 And myrrh his funeral shroud. As one that falls,
 He knows not how, by force demoniac dragg'd
 To earth, or through obstruction fettering up
 In chains invisible the powers of man,
 Who, risen from his trance, gazeth around,
 Bewilder'd with the monstrous agony
 He hath endured, and wildly staring sighs;
 So stood aghast the sinner when he rose.
 Oh! how severe God's judgment, that deals out
 Such blows in stormy vengeance. Who he was,
 My teacher next inquired; and thus in few
 He answer'd: "Vanni Fucci[2] am I call'd,
 Not long since rained down from Tuscany
 To this dire gullet. Me the bestial life
 And not the human pleased, mule that I was,
 Who in Pistoia found my worthy den."
 [2: Said to have been an illegitimate offspring of the family of
 Lazari in Pistoia, to have robbed the sacristy of the church of St. James in
 that city, and to have charged Vanni della Nona with the sacrilege; in
 consequence of which the latter suffered death.]
 I then to Virgil: "Bid him stir not hence;
 And ask what crime did thrust him thither: once
 A man I knew him, choleric and bloody."
 The sinner heard and feign'd not, but toward me
 His mind directing and his face, wherein
 Was dismal shame depictured, thus he spake:
 "It grieves me more to have been caught by thee
 In this sad plight, which thou beholdest, than
 When I was taken from the other life.
 I have no power permitted to deny
 What thou inquirest.

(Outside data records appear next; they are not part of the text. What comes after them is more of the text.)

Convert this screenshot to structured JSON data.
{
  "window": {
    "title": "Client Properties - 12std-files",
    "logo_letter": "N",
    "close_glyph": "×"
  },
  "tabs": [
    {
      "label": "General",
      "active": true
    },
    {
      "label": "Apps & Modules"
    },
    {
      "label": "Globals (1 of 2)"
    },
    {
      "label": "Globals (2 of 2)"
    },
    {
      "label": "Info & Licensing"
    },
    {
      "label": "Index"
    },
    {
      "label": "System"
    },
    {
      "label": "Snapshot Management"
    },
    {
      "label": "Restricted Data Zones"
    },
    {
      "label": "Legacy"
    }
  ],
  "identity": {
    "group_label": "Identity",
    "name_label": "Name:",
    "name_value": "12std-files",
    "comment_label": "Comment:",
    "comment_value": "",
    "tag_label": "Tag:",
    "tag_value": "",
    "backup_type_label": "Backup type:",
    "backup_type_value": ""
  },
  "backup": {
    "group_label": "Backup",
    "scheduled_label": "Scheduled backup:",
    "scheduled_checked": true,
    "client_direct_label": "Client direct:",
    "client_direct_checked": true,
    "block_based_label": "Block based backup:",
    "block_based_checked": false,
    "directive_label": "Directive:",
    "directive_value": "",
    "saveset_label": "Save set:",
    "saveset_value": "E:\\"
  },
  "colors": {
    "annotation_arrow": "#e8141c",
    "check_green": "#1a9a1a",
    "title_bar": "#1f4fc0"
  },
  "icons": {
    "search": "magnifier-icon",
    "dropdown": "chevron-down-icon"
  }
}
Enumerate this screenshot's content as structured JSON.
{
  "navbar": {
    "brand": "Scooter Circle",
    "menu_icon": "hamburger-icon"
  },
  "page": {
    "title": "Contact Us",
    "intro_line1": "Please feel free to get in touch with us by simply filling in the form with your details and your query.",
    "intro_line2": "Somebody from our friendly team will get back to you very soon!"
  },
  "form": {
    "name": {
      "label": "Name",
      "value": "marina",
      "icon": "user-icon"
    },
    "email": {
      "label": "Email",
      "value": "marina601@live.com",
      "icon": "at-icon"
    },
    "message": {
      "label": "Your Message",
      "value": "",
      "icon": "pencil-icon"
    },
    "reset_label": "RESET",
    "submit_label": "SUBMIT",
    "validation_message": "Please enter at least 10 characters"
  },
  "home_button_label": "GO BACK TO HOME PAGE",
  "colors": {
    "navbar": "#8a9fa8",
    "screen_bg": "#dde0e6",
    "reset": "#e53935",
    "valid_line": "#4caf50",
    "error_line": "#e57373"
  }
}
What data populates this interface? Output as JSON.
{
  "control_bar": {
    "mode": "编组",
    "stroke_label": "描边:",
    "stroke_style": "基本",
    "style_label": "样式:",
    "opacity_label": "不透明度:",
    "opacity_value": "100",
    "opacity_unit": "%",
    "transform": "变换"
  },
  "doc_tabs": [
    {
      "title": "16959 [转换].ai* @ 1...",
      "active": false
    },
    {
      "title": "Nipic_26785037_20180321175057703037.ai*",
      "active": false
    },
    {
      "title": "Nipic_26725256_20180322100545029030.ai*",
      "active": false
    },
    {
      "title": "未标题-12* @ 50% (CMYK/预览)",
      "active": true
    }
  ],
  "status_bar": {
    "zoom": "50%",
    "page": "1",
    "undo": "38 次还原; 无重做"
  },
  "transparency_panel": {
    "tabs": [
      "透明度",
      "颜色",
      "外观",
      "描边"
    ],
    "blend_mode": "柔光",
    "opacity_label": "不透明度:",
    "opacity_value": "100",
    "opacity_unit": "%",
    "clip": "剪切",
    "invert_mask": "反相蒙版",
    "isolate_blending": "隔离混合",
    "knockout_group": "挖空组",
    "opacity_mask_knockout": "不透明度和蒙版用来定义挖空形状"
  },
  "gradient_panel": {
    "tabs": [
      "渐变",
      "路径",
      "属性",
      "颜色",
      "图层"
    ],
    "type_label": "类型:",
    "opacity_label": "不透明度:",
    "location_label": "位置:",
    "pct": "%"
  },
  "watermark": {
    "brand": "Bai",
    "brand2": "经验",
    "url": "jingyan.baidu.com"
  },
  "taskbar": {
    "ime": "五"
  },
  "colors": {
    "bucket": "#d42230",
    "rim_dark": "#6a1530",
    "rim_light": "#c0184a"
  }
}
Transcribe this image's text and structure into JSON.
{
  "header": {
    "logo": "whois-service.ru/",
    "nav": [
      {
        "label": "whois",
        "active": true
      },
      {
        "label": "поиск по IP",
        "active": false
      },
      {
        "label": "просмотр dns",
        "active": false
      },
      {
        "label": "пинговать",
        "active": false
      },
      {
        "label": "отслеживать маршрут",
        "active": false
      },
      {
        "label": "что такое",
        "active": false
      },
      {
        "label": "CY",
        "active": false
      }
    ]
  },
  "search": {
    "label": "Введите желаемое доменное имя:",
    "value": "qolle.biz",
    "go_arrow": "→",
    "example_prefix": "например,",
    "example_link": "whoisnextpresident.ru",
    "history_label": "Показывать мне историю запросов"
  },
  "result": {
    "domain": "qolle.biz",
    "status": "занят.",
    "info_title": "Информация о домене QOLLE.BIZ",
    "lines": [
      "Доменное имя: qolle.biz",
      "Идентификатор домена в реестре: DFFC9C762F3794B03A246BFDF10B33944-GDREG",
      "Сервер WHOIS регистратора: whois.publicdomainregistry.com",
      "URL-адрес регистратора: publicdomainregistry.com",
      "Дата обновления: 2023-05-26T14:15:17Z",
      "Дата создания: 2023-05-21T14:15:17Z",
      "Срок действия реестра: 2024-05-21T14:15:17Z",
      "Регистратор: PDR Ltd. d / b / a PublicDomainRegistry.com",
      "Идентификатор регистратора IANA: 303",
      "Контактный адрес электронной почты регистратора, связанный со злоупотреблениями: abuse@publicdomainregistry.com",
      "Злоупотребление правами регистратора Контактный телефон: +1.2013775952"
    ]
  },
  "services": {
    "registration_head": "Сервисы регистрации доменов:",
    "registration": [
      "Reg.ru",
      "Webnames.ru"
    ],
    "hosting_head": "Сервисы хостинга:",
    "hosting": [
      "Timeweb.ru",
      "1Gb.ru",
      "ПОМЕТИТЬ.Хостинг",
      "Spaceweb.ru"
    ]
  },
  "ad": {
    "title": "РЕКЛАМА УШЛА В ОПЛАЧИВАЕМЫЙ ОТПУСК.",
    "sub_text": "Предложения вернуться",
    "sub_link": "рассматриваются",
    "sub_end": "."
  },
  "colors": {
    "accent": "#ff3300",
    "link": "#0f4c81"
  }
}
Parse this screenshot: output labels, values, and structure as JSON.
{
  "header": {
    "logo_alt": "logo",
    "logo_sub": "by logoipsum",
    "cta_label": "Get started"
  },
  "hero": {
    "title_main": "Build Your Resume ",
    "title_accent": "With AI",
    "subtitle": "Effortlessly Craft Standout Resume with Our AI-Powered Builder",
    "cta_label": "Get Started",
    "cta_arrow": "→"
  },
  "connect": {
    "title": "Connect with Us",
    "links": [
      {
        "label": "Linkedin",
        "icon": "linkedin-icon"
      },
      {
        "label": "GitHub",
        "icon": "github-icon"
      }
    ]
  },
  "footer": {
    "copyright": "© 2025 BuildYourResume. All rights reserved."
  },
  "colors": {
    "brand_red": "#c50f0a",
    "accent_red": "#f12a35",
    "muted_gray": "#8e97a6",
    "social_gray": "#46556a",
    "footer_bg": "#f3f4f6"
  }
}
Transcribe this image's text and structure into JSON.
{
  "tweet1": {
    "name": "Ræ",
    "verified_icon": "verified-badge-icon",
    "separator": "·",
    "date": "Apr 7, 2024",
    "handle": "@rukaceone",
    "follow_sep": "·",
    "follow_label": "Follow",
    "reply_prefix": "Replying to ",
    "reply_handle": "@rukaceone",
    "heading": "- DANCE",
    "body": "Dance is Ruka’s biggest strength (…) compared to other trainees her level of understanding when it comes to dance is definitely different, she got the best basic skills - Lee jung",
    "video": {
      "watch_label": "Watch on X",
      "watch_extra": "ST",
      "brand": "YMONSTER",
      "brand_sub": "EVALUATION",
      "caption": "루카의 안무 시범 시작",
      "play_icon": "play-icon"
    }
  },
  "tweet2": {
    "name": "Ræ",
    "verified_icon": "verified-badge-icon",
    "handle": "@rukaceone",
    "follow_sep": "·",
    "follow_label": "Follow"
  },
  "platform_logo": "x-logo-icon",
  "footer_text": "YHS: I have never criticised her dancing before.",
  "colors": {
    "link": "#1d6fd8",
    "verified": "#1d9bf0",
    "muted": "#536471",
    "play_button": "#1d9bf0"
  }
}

I am doom'd thus low
 To dwell, for that the sacristy by me
 Was rifled of its goodly ornaments,
 And with the guilt another falsely charged.
 But that thou mayst not joy to see me thus,
 So as thou e'er shalt 'scape this darksome realm,
 Open thine ears and hear what I forebode.
 Reft of the Neri first Pistoia[3] pines;
 Then Florence[4] changeth citizens and laws;
 [3: "In May, 1301, the Bianchi party of Pistoia, with the help of the
 Bianchi who ruled Florence, drove out the party of the Neri from the former
 place, destroying their houses, palaces, and farms."]
 [4: "Then Florence." "Soon after the Bianchi wbll be expelled from
 Florence, the Neri will prevail, and the laws and people will be changed."]
 From Valdimagra,[5] drawn by wrathful Mars,
 A vapor rises, wrapt in turbid mists,
 And sharp and eager driveth on the storm
 With Arrowy hurtling o'er Piceno's field,
 Whence suddenly the cloud shall burst, and strike
 Each helpless Bianco prostrate to the ground.
 This have I told, that grief may rend thy heart."
 [5: Alluding to the victory obtained by the Marquis Morello Malaspina
 of Valdimagra, who put himself at the head of the Neri, and defeated their
 opponents the Bianchi, in the Campo Piceno near Pistoia, soon after the
 occurrence related in the preceding note on v. 142. Currado Malaspina is
 introduced in the eighth Canto of the Purgatory; where it appears, that
 although on the present occasion they espoused contrary sides, most important
 favors were nevertheless conferred by that family on our Poet, at a subsequent
 period of his exile, in 1307.]